In the Great Divorce a group of people, after a long bus ride, find themselves in a strange location. It is the vestibule of heaven itself, a place they have all generally wanted to go. The problem is that they must now believe that they are actually there. They must accept the fact that God really saves them.
ILLUSTRATIONRELATED VIDEOSFEATURED PLAYLIST
Amateur video adaptation pf chapter 11 of C.S. Lewis' masterpiece, the Great Divorce where a lizard is transformed into a great stallion.
The Great Divorce
A lizard is tranformed into a great stallion
So why are some people who are already in the promised banquet-land excluded for the feeble-sounding reason that they are improperly dressed?
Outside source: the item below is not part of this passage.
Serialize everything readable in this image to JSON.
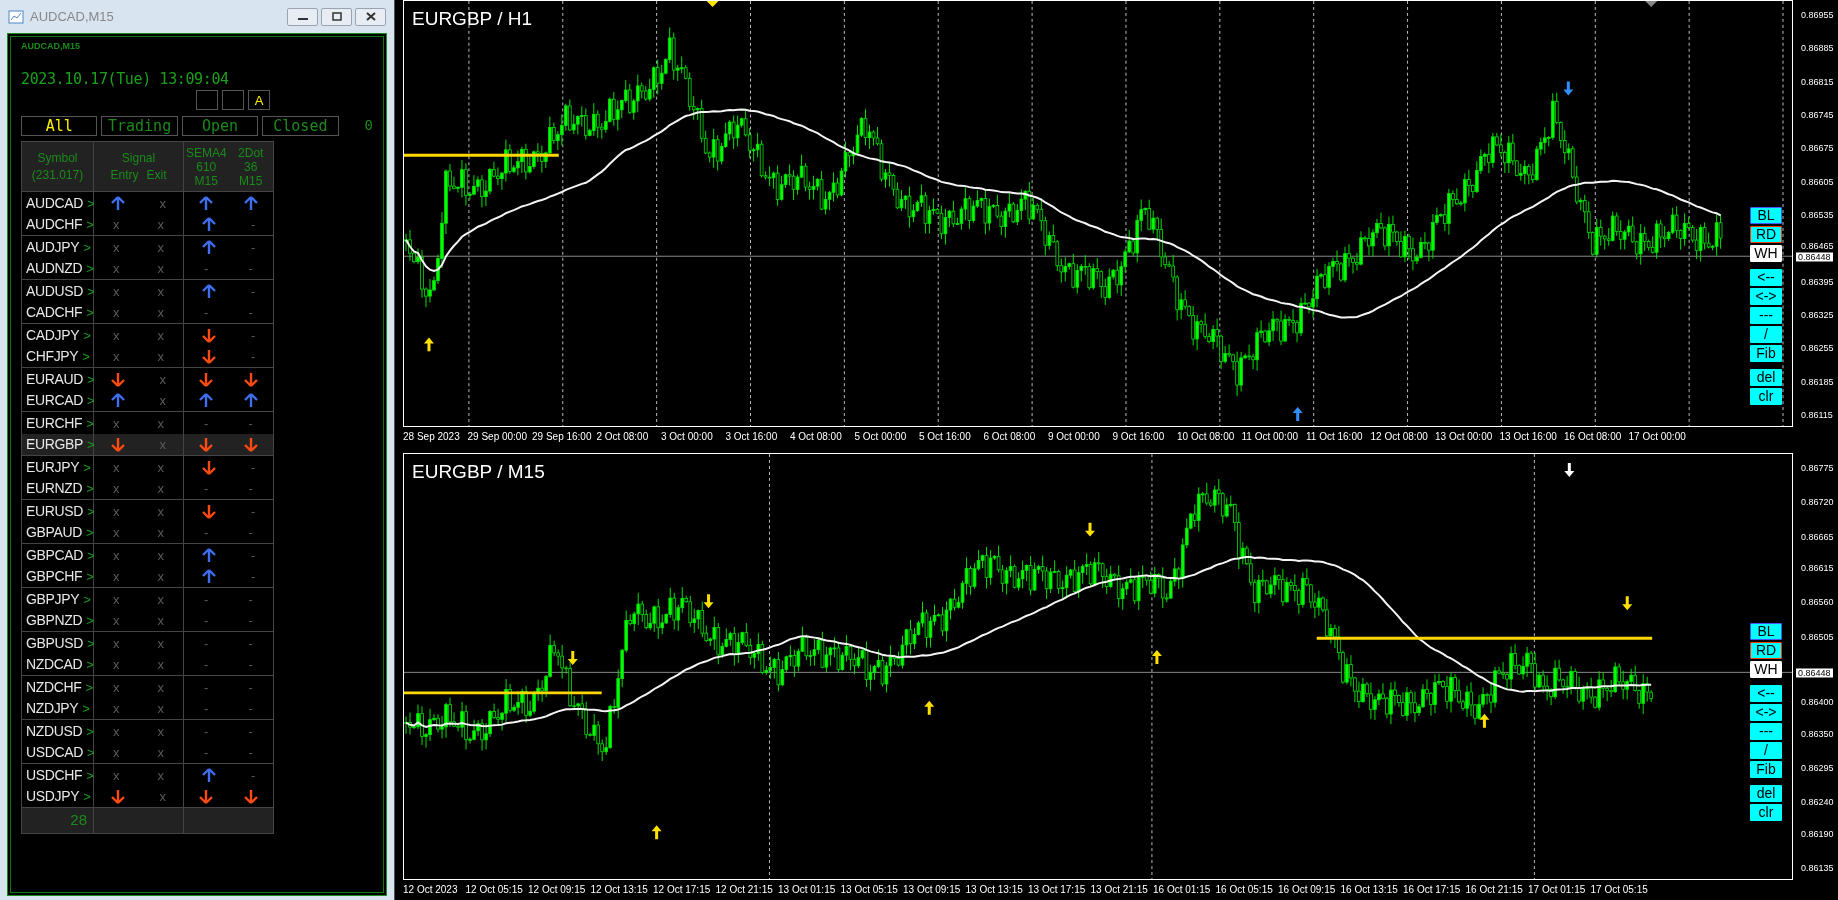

What has helped me understand this odd state of affairs is CS Lewis’s wonderful fantasy, The Great Divorce, which he wrote to suggest that the option between heaven and hell is a radical choice we all have.
In this short, allegorical story, it turns out that a group of people, after a long bus ride, find themselves in a strange location. It is the vestibule of heaven itself, a place they have all generally wanted to go. The problem is that they must now believe that they are actually there. They must accept the fact that God really saves them.
Lewis develops a lively drama for each traveler’s life. All they need to do is “put on” the armor of salvation to receive it; yet many of them cannot bring themselves to believe that they are in banquet-land. They would rather cling to the defenses with which they have covered themselves during their lives.
One self-pitying chap, unwilling to let go of the mantle of his own righteousness, just cannot bring himself to trust that he is actually within the gates of Paradise. He grips his resentments so tightly that he disappears into the small dark hole of his egotism.
Another poor soul wears a small, slimy red lizard on his shoulder, a twitching, chiding garment of shame and disappointment.
This lizard is his clothing, his self-image and self-presentation to the world. It is a symbol, Lewis leads us to believe, of some sin of lust, which the pilgrim soul both hugs for identity and carries for self-pity.
An angel approaches, offering to kill the slimy creature, which protests that if he is killed, the soul will surely lose his life and meaning. The ghost-soul, encouraged by the angel, finally lets go of the lizard, but only with trembling fear. He gasps out a final act of trust: “God help me. God help me.”
And with that plea, a mortal struggle ensues, the lizard mightily resisting while a wondrous metamorphosis happens. The lizard is transformed into a glorious creature. “What stood before me was the greatest stallion I have ever seen, silvery white, but with mane and tail of gold. ... The new-made man turned and clapped the new horse’s neck. ... In joyous haste the young man leaped upon the horse’s back. Turning in his seat he waved a farewell, then nudged the stallion with his heels.” They both soar off, like shooting stars, into the mountains and sunset.
What happened to this wayfarer at the vestibule of the banquet is that he finally clothed himself in Christ rather than in his shame. Having nothing of his own, not even his sins to cling to, he abandoned himself in the “God help me” of radical trust.
If it is God’s will that we all be saved in Jesus, then it is for us, clothed in faith, hope, and love, to accept God’s will as our own. Perhaps this is the meaning of Jesus’ parable, as well as of Lewis’s.
CS Lewis on Lust by Luke Gilkerson (Covenant Eyes)
Bishop Robert Barron — (9:48)
Danielle hillas — (5:05)
The Great Divorce Project (1:29)
The Great Divorce Part 1
The Great Divorce Part 2
The Great Divorce Part 3
The Great Divorce Part 4
The Great Divorce Part 5
The Great Divorce Part 6
The Great Divorce Part 7
The Great Divorce Part 8
The Great Divorce Part 9
The Great Divorce Part 10
The Great Divorce Part 11
The Great Divorce Part 12
The Great Divorce Part 13
The Great Divorce Part 14